This pretty pink bear was originally made for Valentine’s Day, so I think it’s only right that you use the $3,500 you make when you sell it to buy something extra special for someone you love. (Hint: That includes yourself.)
This bear was made to celebrate the start of the new millennium (Y2K, baby!) in 1999. It won’t be worth much if there’s nothing wrong with it, but with some tag errors? You can expect around $1,800.
Apparently, what makes this skunk so valuable are all the mistakes on the tags, although I’d say the name “Stinky” does a fair enough job of marketing it.
Rover here was born on May 30, 1996, and has already gotten a net worth of $5,000! Tip: Pick his brain before you list him on eBay.
If I had that much money lying around somewhere, I’d probably shell it out too for this little one for that name alone.
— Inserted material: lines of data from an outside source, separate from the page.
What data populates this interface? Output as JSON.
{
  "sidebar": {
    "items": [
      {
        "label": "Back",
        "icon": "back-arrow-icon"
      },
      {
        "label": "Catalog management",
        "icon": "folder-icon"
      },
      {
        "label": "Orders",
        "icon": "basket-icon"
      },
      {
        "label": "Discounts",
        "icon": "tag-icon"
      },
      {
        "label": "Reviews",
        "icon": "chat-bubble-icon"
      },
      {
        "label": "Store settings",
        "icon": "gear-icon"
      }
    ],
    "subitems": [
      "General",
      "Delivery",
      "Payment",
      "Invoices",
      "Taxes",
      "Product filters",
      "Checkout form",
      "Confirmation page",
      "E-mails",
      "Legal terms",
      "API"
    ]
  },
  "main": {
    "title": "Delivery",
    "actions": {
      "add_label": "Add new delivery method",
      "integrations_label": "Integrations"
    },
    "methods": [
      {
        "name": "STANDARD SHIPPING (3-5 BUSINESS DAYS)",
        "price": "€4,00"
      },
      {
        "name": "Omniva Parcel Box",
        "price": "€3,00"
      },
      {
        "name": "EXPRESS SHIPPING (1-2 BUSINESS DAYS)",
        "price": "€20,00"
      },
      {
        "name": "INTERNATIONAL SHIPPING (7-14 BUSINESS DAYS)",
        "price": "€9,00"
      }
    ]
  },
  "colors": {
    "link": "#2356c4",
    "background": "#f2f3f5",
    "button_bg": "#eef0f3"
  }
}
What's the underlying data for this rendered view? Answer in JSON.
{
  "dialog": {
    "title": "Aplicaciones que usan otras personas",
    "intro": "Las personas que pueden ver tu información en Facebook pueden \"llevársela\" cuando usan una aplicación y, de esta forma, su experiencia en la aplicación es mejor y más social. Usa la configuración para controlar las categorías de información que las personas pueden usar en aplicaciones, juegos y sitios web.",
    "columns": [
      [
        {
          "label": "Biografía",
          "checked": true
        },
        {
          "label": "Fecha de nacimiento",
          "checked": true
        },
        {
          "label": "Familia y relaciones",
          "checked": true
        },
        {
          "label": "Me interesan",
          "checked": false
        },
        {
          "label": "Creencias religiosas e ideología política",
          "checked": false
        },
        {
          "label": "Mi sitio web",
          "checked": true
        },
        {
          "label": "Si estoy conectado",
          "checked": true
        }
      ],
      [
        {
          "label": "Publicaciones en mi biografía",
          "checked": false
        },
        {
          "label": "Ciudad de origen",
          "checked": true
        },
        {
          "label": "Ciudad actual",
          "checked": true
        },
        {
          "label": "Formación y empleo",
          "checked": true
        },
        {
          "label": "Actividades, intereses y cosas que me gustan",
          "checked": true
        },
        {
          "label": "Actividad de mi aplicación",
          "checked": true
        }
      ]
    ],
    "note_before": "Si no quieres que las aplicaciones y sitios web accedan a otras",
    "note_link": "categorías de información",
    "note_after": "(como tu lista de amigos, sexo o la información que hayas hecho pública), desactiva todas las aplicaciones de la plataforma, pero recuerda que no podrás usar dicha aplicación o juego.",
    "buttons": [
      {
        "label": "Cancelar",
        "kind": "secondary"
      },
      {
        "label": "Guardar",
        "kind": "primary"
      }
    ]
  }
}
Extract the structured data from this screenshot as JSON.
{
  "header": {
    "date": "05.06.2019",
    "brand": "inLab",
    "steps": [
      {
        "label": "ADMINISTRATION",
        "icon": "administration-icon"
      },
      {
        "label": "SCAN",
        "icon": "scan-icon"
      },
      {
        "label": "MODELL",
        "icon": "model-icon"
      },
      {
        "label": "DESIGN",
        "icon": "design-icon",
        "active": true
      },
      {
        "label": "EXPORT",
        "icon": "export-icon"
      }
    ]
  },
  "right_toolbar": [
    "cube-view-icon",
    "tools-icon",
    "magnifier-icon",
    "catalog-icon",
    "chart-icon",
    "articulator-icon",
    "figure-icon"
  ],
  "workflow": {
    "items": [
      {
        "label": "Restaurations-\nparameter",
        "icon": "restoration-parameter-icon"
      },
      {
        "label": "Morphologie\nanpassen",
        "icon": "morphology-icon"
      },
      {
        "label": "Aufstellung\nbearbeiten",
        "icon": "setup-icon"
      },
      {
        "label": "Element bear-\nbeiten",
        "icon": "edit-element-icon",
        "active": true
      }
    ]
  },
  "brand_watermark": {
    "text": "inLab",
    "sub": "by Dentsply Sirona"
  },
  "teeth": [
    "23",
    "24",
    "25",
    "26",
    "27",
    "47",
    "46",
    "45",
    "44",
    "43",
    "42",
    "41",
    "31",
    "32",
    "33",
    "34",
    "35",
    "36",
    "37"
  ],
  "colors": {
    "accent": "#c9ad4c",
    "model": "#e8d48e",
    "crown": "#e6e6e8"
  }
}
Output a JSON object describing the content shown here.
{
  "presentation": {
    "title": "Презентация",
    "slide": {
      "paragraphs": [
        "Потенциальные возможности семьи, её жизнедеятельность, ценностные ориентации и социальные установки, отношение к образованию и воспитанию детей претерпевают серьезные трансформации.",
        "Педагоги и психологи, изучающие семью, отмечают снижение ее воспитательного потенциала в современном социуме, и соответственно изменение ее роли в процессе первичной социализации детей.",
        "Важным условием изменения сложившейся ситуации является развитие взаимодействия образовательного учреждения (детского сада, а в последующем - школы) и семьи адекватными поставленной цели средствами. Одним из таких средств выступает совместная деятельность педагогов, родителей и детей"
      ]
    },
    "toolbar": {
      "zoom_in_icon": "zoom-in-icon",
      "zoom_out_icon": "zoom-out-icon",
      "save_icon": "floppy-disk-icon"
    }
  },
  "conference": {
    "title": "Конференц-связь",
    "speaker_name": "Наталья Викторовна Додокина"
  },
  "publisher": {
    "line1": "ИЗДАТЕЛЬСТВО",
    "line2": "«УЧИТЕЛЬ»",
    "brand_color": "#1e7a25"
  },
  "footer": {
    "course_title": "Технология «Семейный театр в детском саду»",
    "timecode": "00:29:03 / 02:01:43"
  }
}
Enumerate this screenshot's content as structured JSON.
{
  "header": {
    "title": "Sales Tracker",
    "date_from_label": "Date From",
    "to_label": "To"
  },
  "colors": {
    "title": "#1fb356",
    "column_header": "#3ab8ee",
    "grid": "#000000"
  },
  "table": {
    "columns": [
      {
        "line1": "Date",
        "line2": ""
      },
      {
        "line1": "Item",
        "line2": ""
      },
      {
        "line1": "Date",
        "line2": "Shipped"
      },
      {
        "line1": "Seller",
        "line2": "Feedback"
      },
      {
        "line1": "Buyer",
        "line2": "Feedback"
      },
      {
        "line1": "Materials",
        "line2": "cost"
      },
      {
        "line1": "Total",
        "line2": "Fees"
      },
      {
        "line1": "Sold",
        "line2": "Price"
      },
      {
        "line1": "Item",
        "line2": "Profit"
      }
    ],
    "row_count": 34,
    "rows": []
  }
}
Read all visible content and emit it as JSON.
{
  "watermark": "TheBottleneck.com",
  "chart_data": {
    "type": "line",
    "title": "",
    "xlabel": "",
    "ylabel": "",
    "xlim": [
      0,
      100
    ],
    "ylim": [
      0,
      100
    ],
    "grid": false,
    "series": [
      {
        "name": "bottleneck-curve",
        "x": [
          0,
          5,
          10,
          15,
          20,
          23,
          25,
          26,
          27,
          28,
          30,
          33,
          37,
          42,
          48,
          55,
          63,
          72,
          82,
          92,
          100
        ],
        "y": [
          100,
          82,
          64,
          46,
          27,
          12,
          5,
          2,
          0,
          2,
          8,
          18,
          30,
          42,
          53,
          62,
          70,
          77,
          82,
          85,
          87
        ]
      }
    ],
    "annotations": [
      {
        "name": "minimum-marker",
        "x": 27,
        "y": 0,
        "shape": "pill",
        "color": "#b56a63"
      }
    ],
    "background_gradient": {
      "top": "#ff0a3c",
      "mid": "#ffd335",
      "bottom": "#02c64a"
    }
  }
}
Credited on one tag as Lips the Fish and on another as Tiny the Chihuahua, what probably makes this Beanie so valuable is the identity crisis it’s having.
I know, I know. Jake just seems too cute to give away. Oh, FYI, he’s worth $3,700. Your choice!
Happen to have a Cubbie Bear too? Sell them together and up your price.
See what I mean? This big sis/little sis duo could easily cover a few months’ rent.
If some former McDonald’s employee has a bunch of these hidden somewhere, I hope they know they’re RICH rich.
This bear was officially released in 1999 but was advertised as the first Beanie Baby with a birth date in the year 2000. I don’t quite understand the logic, but I don’t think I’m supposed to.
Okay, I would understand if you didn’t want to give Bones up for sale. I mean, look how precious!
If I pulled this trio out of my toy box, I would feel VERY lucky. $1,200? Yes, please!
A rare white star on the tag apparently gives this Sparky a certain je ne sais quoi that makes it worth seven figures. The seller also says it’s “museum quality”…whatever that means!
The fact that they can sell for $98,000 is truly everything that is wrong and right in this world.
Is there a cuter name than Bubbles? There is not. Is there anything cuter than earning nearly $90,000—which is how much this guy is going for on eBay—for a retired stuffed fish? There is not.
This trio of bunnies is going for roughly a year of college tuition. Here is a video of how to appraise YOUR Hippity, which I’m sure is totally (probably?) helpful if you watch it.
Please enjoy this live reenactment of me listing old Beanie Babies on eBay.
Have a happy Thanksgiving by selling Gobbles and booking a nice beach vacay instead of a turkey dinner.
The American My dream is selling this guy for $4,000 and going shopping.